Update – This program has now been officially released. Complete information regarding the newly launched Peloton Power Zone program can be found here.
We were fortunate enough to have a preview of an upcoming training program during a temporary on-demand power zone class this week. The program, tentatively titled “Build Your Power Zones,” seems to be on the verge of launching soon. It is intended to complement, rather than replace, the existing beginner program called “Discover Your Power Zone Program,” which has recently been updated with fresh classes. A 60-minute Olivia Amato Power Zone Endurance (PZE) ride was temporarily introduced to the on-demand library, specifically listed as taking place on 4/23/21 at 9:00 am ET. However, it was only added this week and was not accessible during the weekend.
During the class, Olivia provides insights about the workout she is leading, stating that it is the “6th session within the Build Your Power Zones Program” and marks the completion of Week 2. Based on this information, it can be deduced that the initial phase of the Peloton Build Your Power Zones program will consist of three rides per week. As it is the second week and Olivia is instructing an intermediate 60-minute PZE class, it suggests that this program is designed for individuals who have already completed the beginner-friendly “Discover Your Power Zones” training plan.
Olivia emphasizes that the primary objective of the program is to enhance participants’ FTP (Functional Threshold Power). You can learn more about the Peloton FTP test here.
Although the complete duration of the program is not yet disclosed (whether it will span 6 or 8 weeks), Olivia reveals that Week 3 of the Peloton power zone training program will commence with a power zone class incorporating Z4 and Z5. Additionally, the extended ride for Week 3 in the Build Your Power Zones program is disclosed to be “a lengthy PZE ride similar to the current one.”
From this single class, it remains unclear which power zone instructors will be involved. However, one can anticipate that the program will include classes led by Matt Wilpers, Denis Morton, and Christine D’Ercole, Olivia Amato alongside the recent addition of Ben Alldis to the power zone team, who may contribute a class or two to the program.

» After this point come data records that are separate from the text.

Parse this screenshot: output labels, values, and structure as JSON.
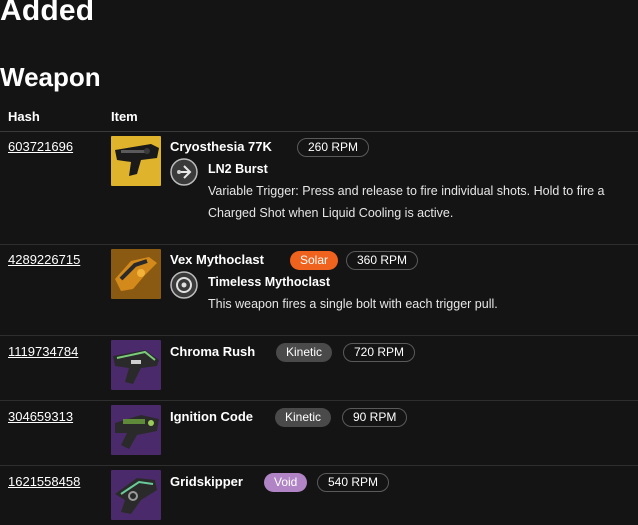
{
  "headings": {
    "added": "Added",
    "section": "Weapon"
  },
  "table": {
    "columns": [
      "Hash",
      "Item"
    ],
    "rows": [
      {
        "hash": "603721696",
        "name": "Cryosthesia 77K",
        "element": "",
        "rpm": "260 RPM",
        "perk": {
          "name": "LN2 Burst",
          "description": "Variable Trigger: Press and release to fire individual shots. Hold to fire a Charged Shot when Liquid Cooling is active."
        }
      },
      {
        "hash": "4289226715",
        "name": "Vex Mythoclast",
        "element": "Solar",
        "rpm": "360 RPM",
        "perk": {
          "name": "Timeless Mythoclast",
          "description": "This weapon fires a single bolt with each trigger pull."
        }
      },
      {
        "hash": "1119734784",
        "name": "Chroma Rush",
        "element": "Kinetic",
        "rpm": "720 RPM"
      },
      {
        "hash": "304659313",
        "name": "Ignition Code",
        "element": "Kinetic",
        "rpm": "90 RPM"
      },
      {
        "hash": "1621558458",
        "name": "Gridskipper",
        "element": "Void",
        "rpm": "540 RPM"
      }
    ]
  },
  "colors": {
    "background": "#141414",
    "solar": "#f0631f",
    "kinetic": "#4a4a4a",
    "void": "#b184c5"
  }
}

An intriguing aspect of this class is the inclusion of a detailed description of the zone structure, specifying a “13-minute warmup followed by six Z3 intervals (4/6/8/8/6/4) with 2-minute Z2 recoveries in between.” Such comprehensive class descriptions for power zone workouts would be a novel and appreciated addition.
On another note, for those enthusiastic about power zone training, it is recommended to explore Home Fitness Buddy’s Power Zone Timer & Library. This valuable resource enables users to preview the structure and graph of power zone rides before taking them. It also includes a timer for each class, allowing riders to receive notifications when zone changes are scheduled—a perfect tool for those who prefer riding to their own music.
In addition to the aforementioned training program, there has been another discovery this week thanks to a temporary class availability. Rumor has it that Peloton is preparing to launch their rendition of a Couch To 5K Program for the Peloton Tread, titled “You Can Run.” This forthcoming program will guide runners in gradually building their endurance until they can run continuously for 30 minutes.